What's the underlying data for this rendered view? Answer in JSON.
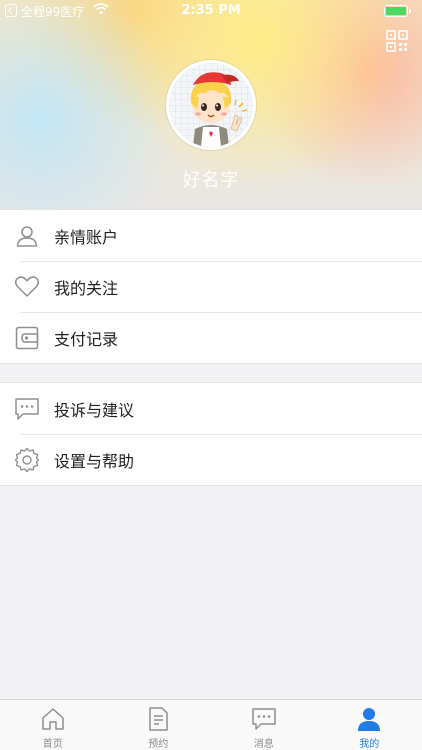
{
  "status_bar": {
    "carrier": "全程99医疗",
    "time": "2:35 PM"
  },
  "profile": {
    "username": "好名字"
  },
  "menu": {
    "group1": [
      {
        "label": "亲情账户",
        "icon": "person-icon"
      },
      {
        "label": "我的关注",
        "icon": "heart-icon"
      },
      {
        "label": "支付记录",
        "icon": "wallet-icon"
      }
    ],
    "group2": [
      {
        "label": "投诉与建议",
        "icon": "chat-bubble-icon"
      },
      {
        "label": "设置与帮助",
        "icon": "gear-icon"
      }
    ]
  },
  "tabbar": {
    "items": [
      {
        "label": "首页",
        "icon": "home-icon",
        "active": false
      },
      {
        "label": "预约",
        "icon": "document-icon",
        "active": false
      },
      {
        "label": "消息",
        "icon": "message-icon",
        "active": false
      },
      {
        "label": "我的",
        "icon": "person-icon",
        "active": true
      }
    ]
  },
  "colors": {
    "accent": "#1f7ce9",
    "battery": "#4cd964"
  }
}
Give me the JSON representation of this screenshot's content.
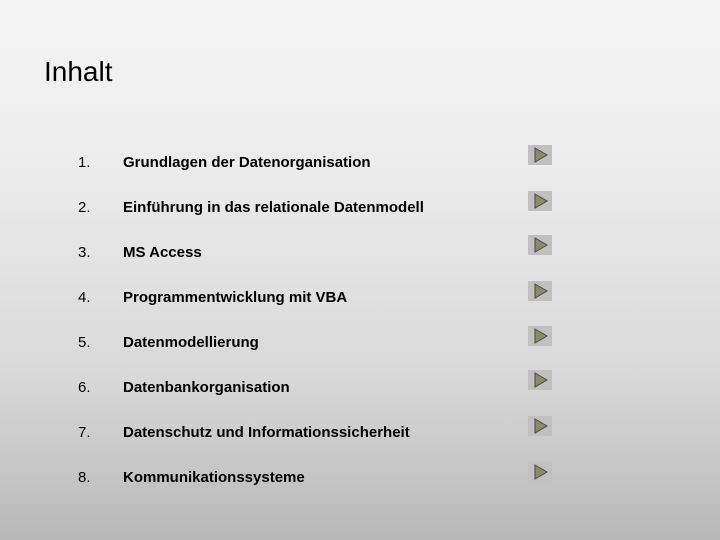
{
  "title": "Inhalt",
  "toc": {
    "items": [
      {
        "num": "1.",
        "label": "Grundlagen der Datenorganisation"
      },
      {
        "num": "2.",
        "label": "Einführung in das relationale Datenmodell"
      },
      {
        "num": "3.",
        "label": "MS Access"
      },
      {
        "num": "4.",
        "label": "Programmentwicklung mit VBA"
      },
      {
        "num": "5.",
        "label": "Datenmodellierung"
      },
      {
        "num": "6.",
        "label": "Datenbankorganisation"
      },
      {
        "num": "7.",
        "label": "Datenschutz und Informationssicherheit"
      },
      {
        "num": "8.",
        "label": "Kommunikationssysteme"
      }
    ]
  },
  "colors": {
    "arrow_fill": "#8a8a6f",
    "arrow_border": "#5a5a48",
    "arrow_bg": "#c0c0c0"
  }
}
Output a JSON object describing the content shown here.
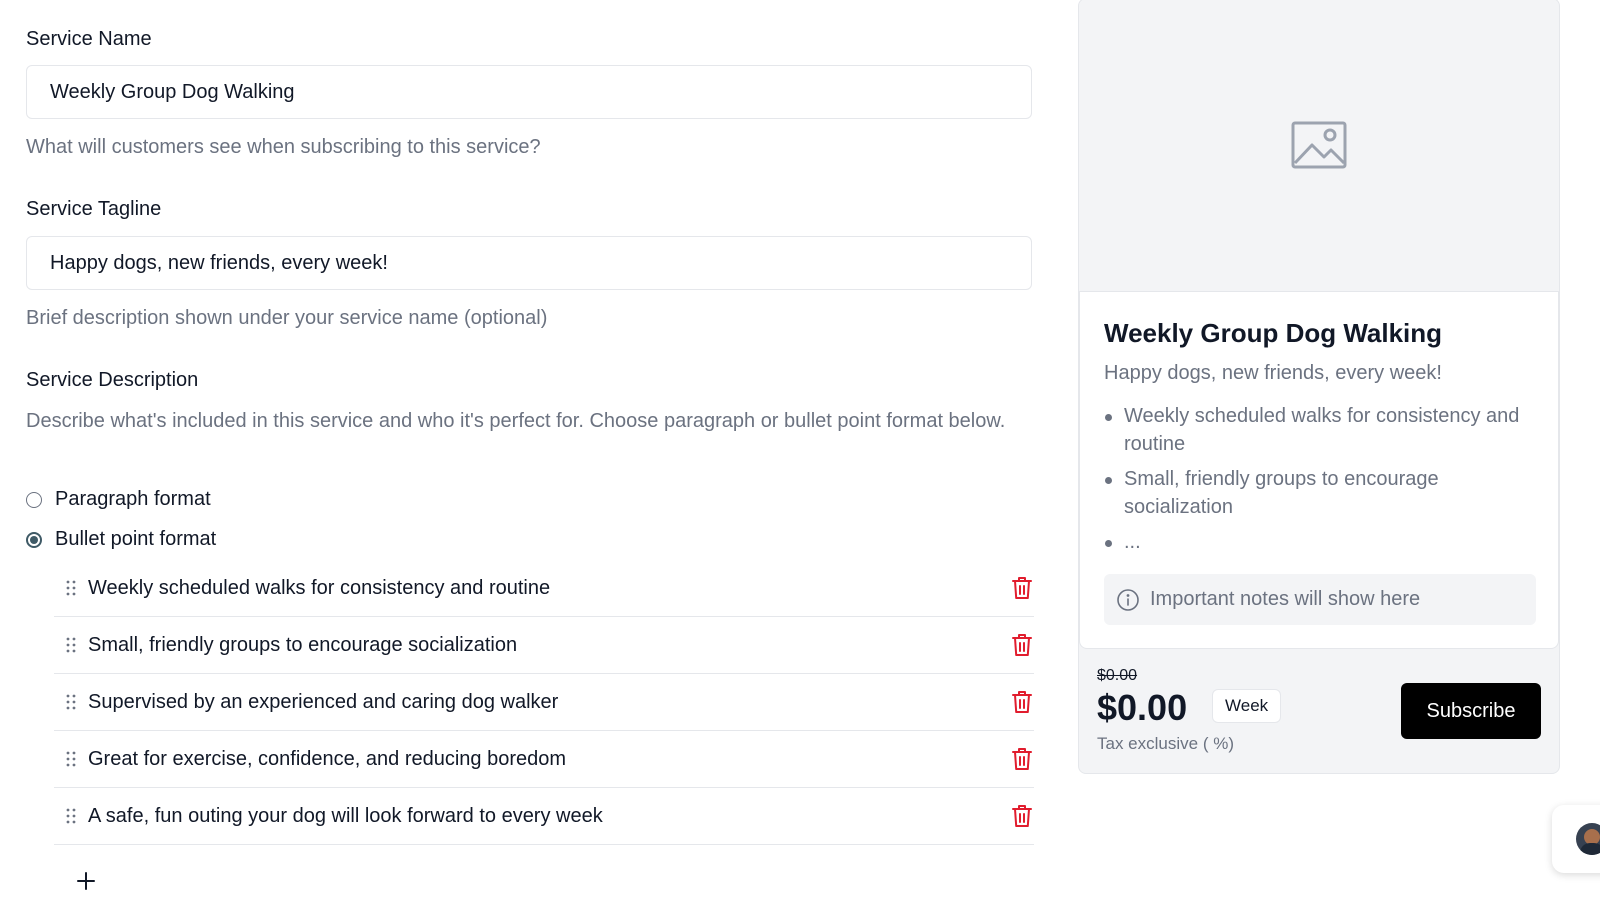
{
  "form": {
    "service_name_label": "Service Name",
    "service_name_value": "Weekly Group Dog Walking",
    "service_name_help": "What will customers see when subscribing to this service?",
    "tagline_label": "Service Tagline",
    "tagline_value": "Happy dogs, new friends, every week!",
    "tagline_help": "Brief description shown under your service name (optional)",
    "description_label": "Service Description",
    "description_help": "Describe what's included in this service and who it's perfect for. Choose paragraph or bullet point format below.",
    "format_options": [
      {
        "label": "Paragraph format",
        "selected": false
      },
      {
        "label": "Bullet point format",
        "selected": true
      }
    ],
    "bullets": [
      "Weekly scheduled walks for consistency and routine",
      "Small, friendly groups to encourage socialization",
      "Supervised by an experienced and caring dog walker",
      "Great for exercise, confidence, and reducing boredom",
      "A safe, fun outing your dog will look forward to every week"
    ],
    "add_icon": "plus-icon"
  },
  "preview": {
    "image_placeholder_icon": "image-icon",
    "title": "Weekly Group Dog Walking",
    "tagline": "Happy dogs, new friends, every week!",
    "bullets": [
      "Weekly scheduled walks for consistency and routine",
      "Small, friendly groups to encourage socialization",
      "..."
    ],
    "note": "Important notes will show here",
    "old_price": "$0.00",
    "price": "$0.00",
    "period": "Week",
    "tax": "Tax exclusive ( %)",
    "subscribe_label": "Subscribe"
  },
  "colors": {
    "danger": "#e11d2e",
    "radio_selected": "#3f5a66",
    "subscribe_bg": "#000000"
  }
}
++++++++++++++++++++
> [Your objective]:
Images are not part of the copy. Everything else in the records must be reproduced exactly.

> [Response to this task]:
What's the underlying data for this rendered view? Answer in JSON.
{
  "status_bar": {
    "carrier": "全程99医疗",
    "time": "2:35 PM"
  },
  "profile": {
    "username": "好名字"
  },
  "menu": {
    "group1": [
      {
        "label": "亲情账户",
        "icon": "person-icon"
      },
      {
        "label": "我的关注",
        "icon": "heart-icon"
      },
      {
        "label": "支付记录",
        "icon": "wallet-icon"
      }
    ],
    "group2": [
      {
        "label": "投诉与建议",
        "icon": "chat-bubble-icon"
      },
      {
        "label": "设置与帮助",
        "icon": "gear-icon"
      }
    ]
  },
  "tabbar": {
    "items": [
      {
        "label": "首页",
        "icon": "home-icon",
        "active": false
      },
      {
        "label": "预约",
        "icon": "document-icon",
        "active": false
      },
      {
        "label": "消息",
        "icon": "message-icon",
        "active": false
      },
      {
        "label": "我的",
        "icon": "person-icon",
        "active": true
      }
    ]
  },
  "colors": {
    "accent": "#1f7ce9",
    "battery": "#4cd964"
  }
}
Give me the JSON representation of this screenshot's content.
{
  "title": "Inhalt",
  "toc": {
    "items": [
      {
        "num": "1.",
        "label": "Grundlagen der Datenorganisation"
      },
      {
        "num": "2.",
        "label": "Einführung in das relationale Datenmodell"
      },
      {
        "num": "3.",
        "label": "MS Access"
      },
      {
        "num": "4.",
        "label": "Programmentwicklung mit VBA"
      },
      {
        "num": "5.",
        "label": "Datenmodellierung"
      },
      {
        "num": "6.",
        "label": "Datenbankorganisation"
      },
      {
        "num": "7.",
        "label": "Datenschutz und Informationssicherheit"
      },
      {
        "num": "8.",
        "label": "Kommunikationssysteme"
      }
    ]
  },
  "colors": {
    "arrow_fill": "#8a8a6f",
    "arrow_border": "#5a5a48",
    "arrow_bg": "#c0c0c0"
  }
}
Output a JSON object describing the content shown here.
{
  "form": {
    "service_name_label": "Service Name",
    "service_name_value": "Weekly Group Dog Walking",
    "service_name_help": "What will customers see when subscribing to this service?",
    "tagline_label": "Service Tagline",
    "tagline_value": "Happy dogs, new friends, every week!",
    "tagline_help": "Brief description shown under your service name (optional)",
    "description_label": "Service Description",
    "description_help": "Describe what's included in this service and who it's perfect for. Choose paragraph or bullet point format below.",
    "format_options": [
      {
        "label": "Paragraph format",
        "selected": false
      },
      {
        "label": "Bullet point format",
        "selected": true
      }
    ],
    "bullets": [
      "Weekly scheduled walks for consistency and routine",
      "Small, friendly groups to encourage socialization",
      "Supervised by an experienced and caring dog walker",
      "Great for exercise, confidence, and reducing boredom",
      "A safe, fun outing your dog will look forward to every week"
    ],
    "add_icon": "plus-icon"
  },
  "preview": {
    "image_placeholder_icon": "image-icon",
    "title": "Weekly Group Dog Walking",
    "tagline": "Happy dogs, new friends, every week!",
    "bullets": [
      "Weekly scheduled walks for consistency and routine",
      "Small, friendly groups to encourage socialization",
      "..."
    ],
    "note": "Important notes will show here",
    "old_price": "$0.00",
    "price": "$0.00",
    "period": "Week",
    "tax": "Tax exclusive ( %)",
    "subscribe_label": "Subscribe"
  },
  "colors": {
    "danger": "#e11d2e",
    "radio_selected": "#3f5a66",
    "subscribe_bg": "#000000"
  }
}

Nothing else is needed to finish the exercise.